by | May 2, 2015 | Healthcare, Reflection

Does “mental illness” exist? That is the question to which I have already answered “No.”

Because what is a “mind”  you can treat it? What is “mental” that can be subject to an “illness”?

The philosophical materialist (look it up) contends that the mind is nothing more or less than the “brain”. Everyone knows what that is, that wrinkly glob of biochemical, electrical, neurotransmitter-laden nerve tissue stuff that dwells between our ears and behind our forehead.


Sure, we’ve seen the PET scans and other physical evidence demonstrating distinct regions of the “brain”. We’ve seen these different areas lighting up when various cognitive or emotional processes are activated in test volunteers (mathematical, linguistic, aggressive, romantic, artistic). But the “mind” is much more than that.

I grant you that science has proven that depression, anxiety, and related disorders are associated with “lower than normal” levels of a specific neurotransmitter  (a neurotransmitter is a chemical that enables one neuron or nerve cell to “talk” to another nerve cell) called serotonin. I affectionately call serotonin the “don’t worry, be happy” neurotransmitter. We first began prescribing Prozac thirty or so years ago along with a plethora of other “SSRI’s” to help this process along and to help patients with depression and anxiety. There are a host of other drugs that have come out over the years and the list is growing annually.

Norepinephrine. I call this one the “get-‘er-done” neurotransmitter (thank you, Larry the Cable Guy). The technical word for this property of the mind is “executive function”…, that is, the making of decisions and organizing of actions. There are drugs that boost this neurotransmitter also.

Drugs that boost both wonder chemicals are also prescribed. I’ll spare you the list.

Here’s another one. Dopamine. It’s what I call the “I feel goooood, neurotransmitter.” (By the way, it’s the one that COCAINE causes to be released in large amounts in the brain, albeit with decreasing efficacy over a period of continued use, thus leading to addiction.).

And haven’t we all heard about “endorphins”, those natural opiates? They are a kind of self-generated morphine that is produced when we do exciting activities, or especially when we exercise. It’s the neurotransmitter chemical accompaniment of the “runners high”. Try this one, you’ll like it.

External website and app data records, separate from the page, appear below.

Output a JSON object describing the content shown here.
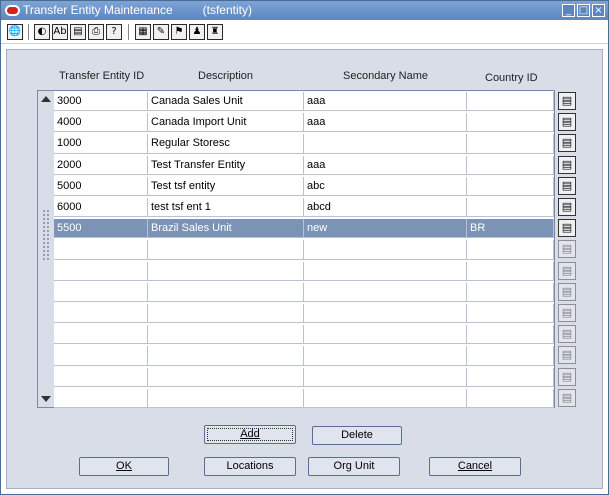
{
  "window": {
    "title": "Transfer Entity Maintenance",
    "form_code": "(tsfentity)",
    "controls": [
      "_",
      "□",
      "×"
    ]
  },
  "toolbar": {
    "icons": [
      {
        "name": "globe-icon",
        "glyph": "🌐"
      },
      {
        "name": "back-icon",
        "glyph": "◐"
      },
      {
        "name": "spell-icon",
        "glyph": "Ab"
      },
      {
        "name": "save-icon",
        "glyph": "▤"
      },
      {
        "name": "print-icon",
        "glyph": "⎙"
      },
      {
        "name": "help-icon",
        "glyph": "?"
      },
      {
        "name": "grid-icon",
        "glyph": "▦"
      },
      {
        "name": "edit-icon",
        "glyph": "✎"
      },
      {
        "name": "folder-icon",
        "glyph": "⚑"
      },
      {
        "name": "users-icon",
        "glyph": "♟"
      },
      {
        "name": "org-icon",
        "glyph": "♜"
      }
    ]
  },
  "table": {
    "headers": {
      "id": "Transfer Entity ID",
      "description": "Description",
      "secondary_name": "Secondary Name",
      "country": "Country ID"
    },
    "rows": [
      {
        "id": "3000",
        "description": "Canada Sales Unit",
        "secondary_name": "aaa",
        "country": ""
      },
      {
        "id": "4000",
        "description": "Canada Import Unit",
        "secondary_name": "aaa",
        "country": ""
      },
      {
        "id": "1000",
        "description": "Regular Storesc",
        "secondary_name": "",
        "country": ""
      },
      {
        "id": "2000",
        "description": "Test Transfer Entity",
        "secondary_name": "aaa",
        "country": ""
      },
      {
        "id": "5000",
        "description": "Test tsf entity",
        "secondary_name": "abc",
        "country": ""
      },
      {
        "id": "6000",
        "description": "test tsf ent 1",
        "secondary_name": "abcd",
        "country": ""
      },
      {
        "id": "5500",
        "description": "Brazil Sales Unit",
        "secondary_name": "new",
        "country": "BR",
        "selected": true
      },
      {
        "id": "",
        "description": "",
        "secondary_name": "",
        "country": ""
      },
      {
        "id": "",
        "description": "",
        "secondary_name": "",
        "country": ""
      },
      {
        "id": "",
        "description": "",
        "secondary_name": "",
        "country": ""
      },
      {
        "id": "",
        "description": "",
        "secondary_name": "",
        "country": ""
      },
      {
        "id": "",
        "description": "",
        "secondary_name": "",
        "country": ""
      },
      {
        "id": "",
        "description": "",
        "secondary_name": "",
        "country": ""
      },
      {
        "id": "",
        "description": "",
        "secondary_name": "",
        "country": ""
      },
      {
        "id": "",
        "description": "",
        "secondary_name": "",
        "country": ""
      }
    ],
    "row_button_icon": "▤"
  },
  "buttons": {
    "add": "Add",
    "delete": "Delete",
    "ok": "OK",
    "locations": "Locations",
    "org_unit": "Org Unit",
    "cancel": "Cancel"
  },
  "colors": {
    "titlebar": "#5d86c0",
    "panel": "#d9dde8",
    "selected_row": "#7b93b4"
  }
}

Oh, and there are the pheromones. These are the sexy ones. A few molecules of these from a hot female moth will attract the males from miles away. Probably works with humans, too. (Note the perfume adds in magazines today that tout the use of these chemicals in their products.)

Who knows? Pheromones may be the reason we have always used the term (when two people have a strong attraction to one another), “They have ‘good chemistry'” .

But I digress.

What I’m trying to say about “the mind” is that the strict “naturalist” (look that up, too) is correct in saying that every thought we think, emotion we feel, motivation we experience, is accompanied by a an electro-chemical, neurological, biophysical phenomenon somewhere in the physical “brain”… (and elsewhere in the body, I might add… I refer you to “chill bumps” as proof).

But we cannot by this conclude that the mind is just a physical phenomenon. There is so much more… But what is it?

Warning: the next blog is going to be a bit more, shall we say, meta-physical.